I've recently noticed how often we use references from novels and films in our day-to-day conversation. Sometimes it is made-up words, like "muggle." Sometimes it is a phrase that takes on a new meaning because of the story plot, like "gas-lighting."
Often we talk about art imitating life and life imitating art. This is what happens when art is so good, or so popular, it becomes part of life.
This is not a new trend. Gas-lighting as a term for a type of psychological abuse comes from a 1938 play and subsequent film adaptation called "Gas Light." Some of our common expressions are actually quotes (or misquotes) from Shakespeare himself.
And which one of us hasn't used the phrase "I'll have what she's having" from When Harry Met Sally?
But here's what I find really interesting. There is a trend amongst spiritual people to use terms from fiction to describe their spiritual activities. For instance, a part time tarot reading might refer to her day job as her "muggle" job. Spiritual teachers sometimes refer to the lack of enlightenment amongst the masses as "The Matrix."
In a way, this is simply another example of how books and movies worm their way into our language. Sometimes it is helpful, because it creates a modern reference that the uninitiated can understand.
I have to admit I find it a bit disturbing, though, and here's why.

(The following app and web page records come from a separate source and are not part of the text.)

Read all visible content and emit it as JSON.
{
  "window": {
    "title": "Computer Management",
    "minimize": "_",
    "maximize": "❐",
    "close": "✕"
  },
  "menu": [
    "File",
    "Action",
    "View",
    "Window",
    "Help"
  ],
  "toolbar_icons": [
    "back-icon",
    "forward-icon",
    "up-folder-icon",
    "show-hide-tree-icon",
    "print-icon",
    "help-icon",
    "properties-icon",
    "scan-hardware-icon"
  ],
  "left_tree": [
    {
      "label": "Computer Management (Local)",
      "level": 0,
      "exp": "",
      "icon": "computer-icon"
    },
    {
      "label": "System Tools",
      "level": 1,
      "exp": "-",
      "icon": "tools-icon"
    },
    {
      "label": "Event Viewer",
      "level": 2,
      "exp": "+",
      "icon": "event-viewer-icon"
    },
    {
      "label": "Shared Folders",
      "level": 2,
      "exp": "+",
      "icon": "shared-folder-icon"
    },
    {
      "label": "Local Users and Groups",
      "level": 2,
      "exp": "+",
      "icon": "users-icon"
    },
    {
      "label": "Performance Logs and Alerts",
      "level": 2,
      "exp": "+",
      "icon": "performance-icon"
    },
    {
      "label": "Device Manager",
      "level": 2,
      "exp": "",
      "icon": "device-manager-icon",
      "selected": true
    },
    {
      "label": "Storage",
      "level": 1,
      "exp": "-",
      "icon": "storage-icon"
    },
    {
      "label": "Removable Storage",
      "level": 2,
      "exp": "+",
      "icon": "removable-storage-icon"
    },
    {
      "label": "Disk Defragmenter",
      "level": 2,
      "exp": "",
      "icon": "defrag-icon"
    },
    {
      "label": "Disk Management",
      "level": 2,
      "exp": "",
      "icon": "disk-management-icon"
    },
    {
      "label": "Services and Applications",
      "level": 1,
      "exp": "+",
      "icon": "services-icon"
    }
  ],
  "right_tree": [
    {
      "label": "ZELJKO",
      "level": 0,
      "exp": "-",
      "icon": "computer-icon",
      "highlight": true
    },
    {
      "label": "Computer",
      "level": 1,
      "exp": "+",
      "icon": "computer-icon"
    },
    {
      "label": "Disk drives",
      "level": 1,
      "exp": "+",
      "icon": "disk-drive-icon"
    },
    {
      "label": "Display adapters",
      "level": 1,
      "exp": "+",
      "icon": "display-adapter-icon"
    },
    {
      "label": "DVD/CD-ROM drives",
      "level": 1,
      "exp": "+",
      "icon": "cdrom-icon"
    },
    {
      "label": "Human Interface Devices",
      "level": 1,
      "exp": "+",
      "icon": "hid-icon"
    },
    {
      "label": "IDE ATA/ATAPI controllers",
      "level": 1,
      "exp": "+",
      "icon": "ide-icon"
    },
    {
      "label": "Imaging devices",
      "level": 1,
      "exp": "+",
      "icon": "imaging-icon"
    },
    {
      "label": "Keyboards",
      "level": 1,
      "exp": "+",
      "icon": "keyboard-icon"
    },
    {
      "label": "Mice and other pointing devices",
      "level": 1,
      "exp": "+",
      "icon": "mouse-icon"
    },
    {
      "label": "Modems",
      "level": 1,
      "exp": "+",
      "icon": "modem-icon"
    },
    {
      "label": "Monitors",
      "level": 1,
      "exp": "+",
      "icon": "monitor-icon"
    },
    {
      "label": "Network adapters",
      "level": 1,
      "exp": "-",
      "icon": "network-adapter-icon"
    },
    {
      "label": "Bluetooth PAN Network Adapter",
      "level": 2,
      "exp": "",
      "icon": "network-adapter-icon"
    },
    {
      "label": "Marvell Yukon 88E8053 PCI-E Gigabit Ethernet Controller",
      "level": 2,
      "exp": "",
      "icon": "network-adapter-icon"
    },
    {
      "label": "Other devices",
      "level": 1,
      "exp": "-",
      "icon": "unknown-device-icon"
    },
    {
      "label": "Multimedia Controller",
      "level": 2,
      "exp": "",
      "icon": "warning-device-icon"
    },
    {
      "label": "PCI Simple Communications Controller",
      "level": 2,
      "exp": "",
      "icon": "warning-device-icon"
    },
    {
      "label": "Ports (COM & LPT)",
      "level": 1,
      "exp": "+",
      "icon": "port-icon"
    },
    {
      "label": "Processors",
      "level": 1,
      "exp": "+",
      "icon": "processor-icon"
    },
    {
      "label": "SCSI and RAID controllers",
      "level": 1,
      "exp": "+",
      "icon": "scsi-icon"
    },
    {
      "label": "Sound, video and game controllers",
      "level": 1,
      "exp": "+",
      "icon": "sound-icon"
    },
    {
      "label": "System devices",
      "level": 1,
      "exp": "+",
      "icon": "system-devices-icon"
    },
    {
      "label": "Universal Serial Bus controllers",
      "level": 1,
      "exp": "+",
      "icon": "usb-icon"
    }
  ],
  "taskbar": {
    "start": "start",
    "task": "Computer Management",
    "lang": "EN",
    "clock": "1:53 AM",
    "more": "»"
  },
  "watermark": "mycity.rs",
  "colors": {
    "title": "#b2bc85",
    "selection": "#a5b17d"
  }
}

Healers, psychics and other alternative practitioners have a hard enough time maintaining credibility in an unenlightened world. Doesn't it make us seem less credible when our vocabulary comes from fantasy and sci-fi?
I wonder, too, if the professionals that choose to use these words might secretly question their gifts, their training and their path.
But here's something else to think about. Within fiction there is often great truth. Harry Potter teaches the power of love. The Matrix teaches the courage to seek truth. I find spiritual truths in Stephen King novels all the time.
I choose not to use phrases from fiction to describe my life, my work or my spiritual path because those things are facts, and fiction is, well, fiction.
But I do recognize the truths we all learn from stories, myths and movies, and I would be lying if I said that I didn’t use those in my spiritual life and work.